I’ve often blogged about my relationship with Ford and how having them as a sponsor for my annual blogging conference has also provided me with some pretty cool and unique opportunities. One of those just happened again this past week, when my college-aged son Jackson and his girlfriend Zoe were home on Spring Break.
Any parent of a teen can express how your worries change over the years. Even before he was born, Jackson was causing his dad and me many sleepless nights: is he developing like he should? Does he have a hairlip? Will he be born healthy and normal? And the worries just multiply from there!
Now that Jackson’s in college, the worries have transformed into whether he will make wise decisions since he’s off on his own. Will he go to class? Does he watch his bank balance? Is he getting enough sleep? Will he try to meet the challenge of that beer bong in the corner of the frat house?
And before passing out drunk (and possibly asphyxiating on his own vomit), might he try to drive himself home or get in the car with another driver who’s been drinking? This is the worry that every parent of a college student experiences from time to time. 4 out of 5 college students drink alcohol.
If only I could get Jackson to Facetime me every night when he got safely in, I know I would sleep infinitely better, but somehow I don’t think he’d go for it. Plus I remind myself that I went to school when a serial killer rampaged Gainesville and my parents somehow survived it without me even having a cell phone!
So, I’ve determined the best I can do is simply educate my son on the dangers of drinking and driving, and thankfully Ford has provided an easy way for me to do this with their “drunk driving suit” that replicates the sluggish reactions when the body is intoxicated.
I got to try the suit firsthand two years ago and was amazed at how accurately it confuses the senses:
So, when Ford let me borrow the suit for the day, I was excited to have Jackson and Zoe try it on and see just how much alcohol can affect their reactions:
Another thing my relationship with Ford has taught me is the emphasis the auto company places on its drivers and their needs: safety, comfort, entertainment, and, perhaps even more important, peace of mind.
The amount of research they do on their drivers’ behaviors is amazing, plus the fact that they pay attention to this research and design their cars and corporate culture around it.
Their research into driver distraction (think texting, dancing to music, joking around with friends) shows that 10% of all drivers at anytime are in fact using their smartphone instead of paying attention to the road.
Ford recognizes that drivers will in fact use cell phones and music players while driving, and that text messaging will continue to increase in popularity. Text messaging is a particular concern, as it requires significant time looking away from the roadway to do it. Ford’s SYNC system addresses this concern as well: when a text message arrives, it does not display that message but instead reads it aloud through text-to-speech technology. In addition, SYNC allows the driver to potentially respond via speech-to-text rather than manually keying-in a reply.
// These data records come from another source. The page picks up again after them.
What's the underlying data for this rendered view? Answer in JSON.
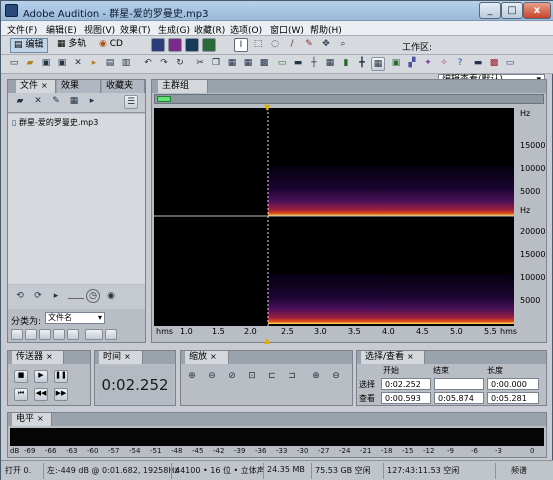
{
  "window": {
    "title": "Adobe Audition - 群星-爱的罗曼史.mp3",
    "buttons": [
      "_",
      "□",
      "x"
    ]
  },
  "menu": [
    "文件(F)",
    "编辑(E)",
    "视图(V)",
    "效果(T)",
    "生成(G)",
    "收藏(R)",
    "选项(O)",
    "窗口(W)",
    "帮助(H)"
  ],
  "modes": [
    {
      "label": "编辑",
      "active": true
    },
    {
      "label": "多轨"
    },
    {
      "label": "CD"
    }
  ],
  "workspace": {
    "label": "工作区:",
    "value": "编辑查看(默认)"
  },
  "files_panel": {
    "tabs": [
      "文件",
      "效果",
      "收藏夹"
    ],
    "items": [
      "群星-爱的罗曼史.mp3"
    ],
    "sort_label": "分类为:",
    "sort_value": "文件名"
  },
  "main_group": {
    "tab": "主群组"
  },
  "spectrogram": {
    "unit": "Hz",
    "freq_ticks": [
      "15000",
      "10000",
      "5000",
      "20000",
      "15000",
      "10000",
      "5000"
    ],
    "time_ticks": [
      "hms",
      "1.0",
      "1.5",
      "2.0",
      "2.5",
      "3.0",
      "3.5",
      "4.0",
      "4.5",
      "5.0",
      "5.5",
      "hms"
    ]
  },
  "transport": {
    "tab": "传送器"
  },
  "time_panel": {
    "tab": "时间",
    "value": "0:02.252"
  },
  "zoom_panel": {
    "tab": "缩放"
  },
  "selection_panel": {
    "tab": "选择/查看",
    "headers": [
      "开始",
      "结束",
      "长度"
    ],
    "rows": [
      {
        "label": "选择",
        "start": "0:02.252",
        "end": "",
        "length": "0:00.000"
      },
      {
        "label": "查看",
        "start": "0:00.593",
        "end": "0:05.874",
        "length": "0:05.281"
      }
    ]
  },
  "level_panel": {
    "tab": "电平",
    "ticks": [
      "dB",
      "-69",
      "-66",
      "-63",
      "-60",
      "-57",
      "-54",
      "-51",
      "-48",
      "-45",
      "-42",
      "-39",
      "-36",
      "-33",
      "-30",
      "-27",
      "-24",
      "-21",
      "-18",
      "-15",
      "-12",
      "-9",
      "-6",
      "-3",
      "0"
    ]
  },
  "status": {
    "open": "打开 0.",
    "cursor": "左:-449 dB @ 0:01.682, 19258Hz",
    "format": "44100 • 16 位 • 立体声",
    "size": "24.35 MB",
    "free": "75.53 GB 空闲",
    "time_free": "127:43:11.53 空闲",
    "view": "频谱"
  },
  "colors": {
    "spectro_hot": "#ffee66",
    "spectro_mid": "#e04010",
    "spectro_low": "#502060",
    "accent_blue": "#2b4a7a"
  }
}
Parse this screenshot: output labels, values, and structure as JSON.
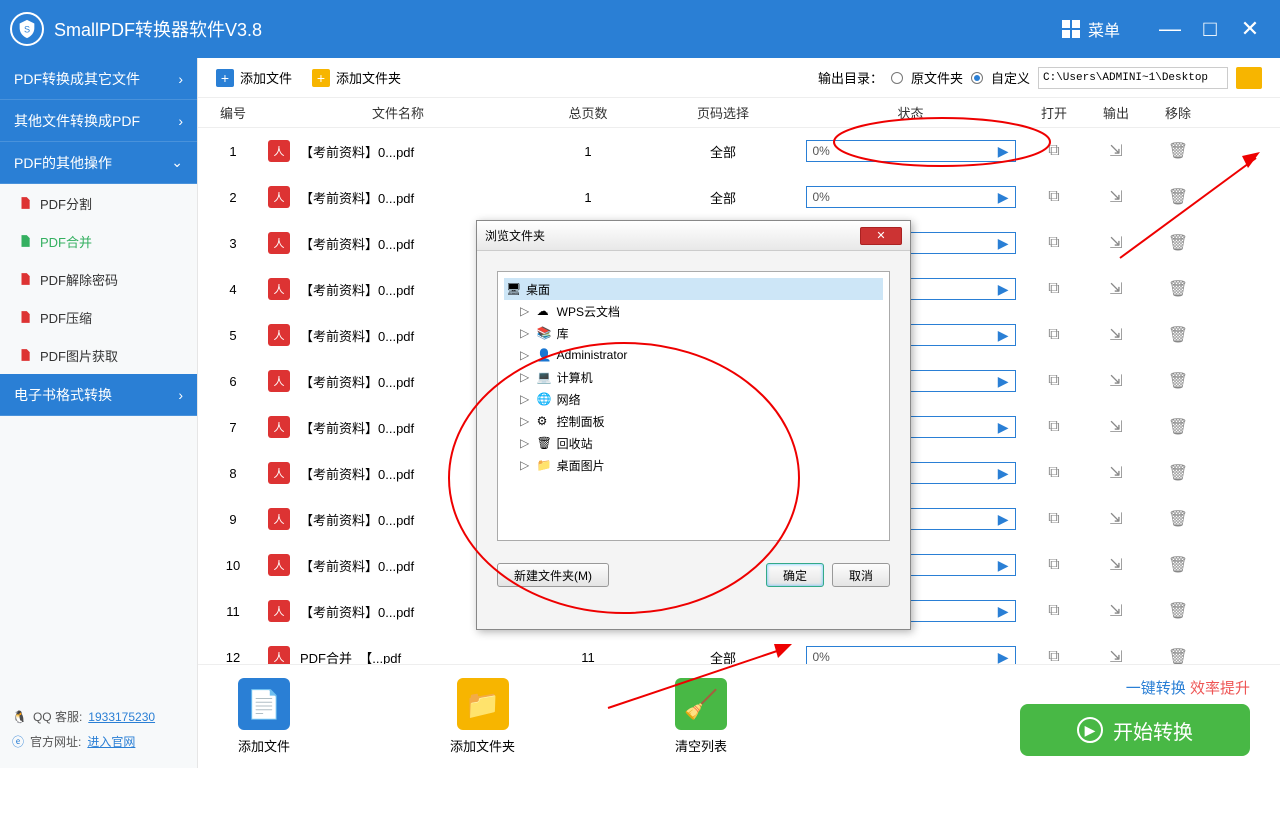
{
  "app": {
    "title": "SmallPDF转换器软件V3.8",
    "menu": "菜单"
  },
  "sidebar": {
    "groups": [
      {
        "label": "PDF转换成其它文件"
      },
      {
        "label": "其他文件转换成PDF"
      },
      {
        "label": "PDF的其他操作"
      },
      {
        "label": "电子书格式转换"
      }
    ],
    "items": [
      {
        "label": "PDF分割"
      },
      {
        "label": "PDF合并"
      },
      {
        "label": "PDF解除密码"
      },
      {
        "label": "PDF压缩"
      },
      {
        "label": "PDF图片获取"
      }
    ],
    "footer": {
      "qq_label": "QQ 客服:",
      "qq": "1933175230",
      "site_label": "官方网址:",
      "site": "进入官网"
    }
  },
  "toolbar": {
    "add_file": "添加文件",
    "add_folder": "添加文件夹",
    "outdir_label": "输出目录：",
    "radio_source": "原文件夹",
    "radio_custom": "自定义",
    "path": "C:\\Users\\ADMINI~1\\Desktop"
  },
  "table": {
    "headers": {
      "num": "编号",
      "name": "文件名称",
      "pages": "总页数",
      "psel": "页码选择",
      "status": "状态",
      "open": "打开",
      "out": "输出",
      "del": "移除"
    },
    "rows": [
      {
        "n": "1",
        "name": "【考前资料】0...pdf",
        "pages": "1",
        "psel": "全部",
        "pct": "0%"
      },
      {
        "n": "2",
        "name": "【考前资料】0...pdf",
        "pages": "1",
        "psel": "全部",
        "pct": "0%"
      },
      {
        "n": "3",
        "name": "【考前资料】0...pdf",
        "pages": "",
        "psel": "",
        "pct": ""
      },
      {
        "n": "4",
        "name": "【考前资料】0...pdf",
        "pages": "",
        "psel": "",
        "pct": ""
      },
      {
        "n": "5",
        "name": "【考前资料】0...pdf",
        "pages": "",
        "psel": "",
        "pct": ""
      },
      {
        "n": "6",
        "name": "【考前资料】0...pdf",
        "pages": "",
        "psel": "",
        "pct": ""
      },
      {
        "n": "7",
        "name": "【考前资料】0...pdf",
        "pages": "",
        "psel": "",
        "pct": ""
      },
      {
        "n": "8",
        "name": "【考前资料】0...pdf",
        "pages": "",
        "psel": "",
        "pct": ""
      },
      {
        "n": "9",
        "name": "【考前资料】0...pdf",
        "pages": "",
        "psel": "",
        "pct": ""
      },
      {
        "n": "10",
        "name": "【考前资料】0...pdf",
        "pages": "",
        "psel": "",
        "pct": ""
      },
      {
        "n": "11",
        "name": "【考前资料】0...pdf",
        "pages": "",
        "psel": "",
        "pct": ""
      },
      {
        "n": "12",
        "name": "PDF合并_【...pdf",
        "pages": "11",
        "psel": "全部",
        "pct": "0%"
      }
    ]
  },
  "bottom": {
    "add_file": "添加文件",
    "add_folder": "添加文件夹",
    "clear": "清空列表",
    "promo1": "一键转换",
    "promo2": "效率提升",
    "start": "开始转换"
  },
  "dialog": {
    "title": "浏览文件夹",
    "tree": [
      {
        "label": "桌面",
        "sel": true
      },
      {
        "label": "WPS云文档"
      },
      {
        "label": "库"
      },
      {
        "label": "Administrator"
      },
      {
        "label": "计算机"
      },
      {
        "label": "网络"
      },
      {
        "label": "控制面板"
      },
      {
        "label": "回收站"
      },
      {
        "label": "桌面图片"
      }
    ],
    "new_folder": "新建文件夹(M)",
    "ok": "确定",
    "cancel": "取消"
  }
}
Add in the fact that 75% of Ford’s vehicles earned IIHS Top Safety Picks (more than any other automotive company!) and Ford’s new pre-collision technology and the car company is truly addressing my concerns as a parent of a teenage driver.
You haven’t heard about Ford’s pre-collision technology yet? It is being rolled out to their new cars and includes a speed limiter setting, adaptive cruise control that allows you to set the minimal following distance from the car in front of you, a lane-keeping system and blind spot warning, plus front collision warning and brake assist for when you can’t stop in time on your own.
Ideally my son would never need any of these technologies, but I am thankful Ford is already developing ways to make cars safer than ever.
If you are interested in your children trying the drunk driving suit or even Ford’s new drugged driving suit, be sure to check out Ford’s Skills for Life Tour. It’s an excellent opportunity for your kids to experience such dangerous events in a safe environment.